A friend of mine once commented that my experience of religion, from the way I talked about it, reminded her of the way some people talk about a bad trip on LSD… the kind of story where someone ends by explaining, “And that’s why I’ll never touch the stuff again.”
Well, that’s not completely true. I do read about religion sometimes; look at the last book I reviewed here, for example! I sometimes read about the history of Christianity, or of scriptures, because quite frankly, that was the governing tradition of the West the way capitalism is our governing paradigm today. If you wish to understand Western culture, philosophy, and literature, you need to know about Catholicism and Christianity. (You don’t need to believe in them to do so — in fact, I’d argue believing in them makes understanding them that much more difficult — but you do need to know about them.)
But when I was reading this review of a book by Bart Ehrman — negative, of course, but I expected that — when I tripped on something nonsensical:
I do have some questions about the overall purpose of this book though, e.g., what’s the point? If Ehrman makes an airtight case for forgery in the NT and non-canonical literature then what are we supposed to actually do with that information? Should those of us who hold the NT as an authoritative text suddenly reject its authority?
I’m also curious about how/why a self-professed agnostic would write so much about honesty and deception as if those concepts actually have concrete meaning to a non-theist.
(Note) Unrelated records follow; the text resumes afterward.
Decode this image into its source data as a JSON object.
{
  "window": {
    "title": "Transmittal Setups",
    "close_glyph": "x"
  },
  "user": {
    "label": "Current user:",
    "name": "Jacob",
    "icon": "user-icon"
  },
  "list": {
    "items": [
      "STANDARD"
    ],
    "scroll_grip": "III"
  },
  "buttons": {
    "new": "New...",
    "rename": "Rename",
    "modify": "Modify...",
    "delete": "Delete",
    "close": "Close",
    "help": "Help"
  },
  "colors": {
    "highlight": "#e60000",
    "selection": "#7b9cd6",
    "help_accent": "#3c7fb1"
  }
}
In other words, Ehrman can talk about truth and lies all he wants, but I’m left wondering why he cares or how he grounds any kind of belief in such concepts without grounding them in God. It seems that he has to borrow from a worldview that is not his own in order for the issues he raises to even begin to be considered problematic. Ironic? Perhaps. Inconsistent? Definitely.
Now, those of you with your heads screwed on correctly will see the problem here immediately: the blogger in question seems to have some fundamental misconceptions about the relationship between religion and speaking the truth.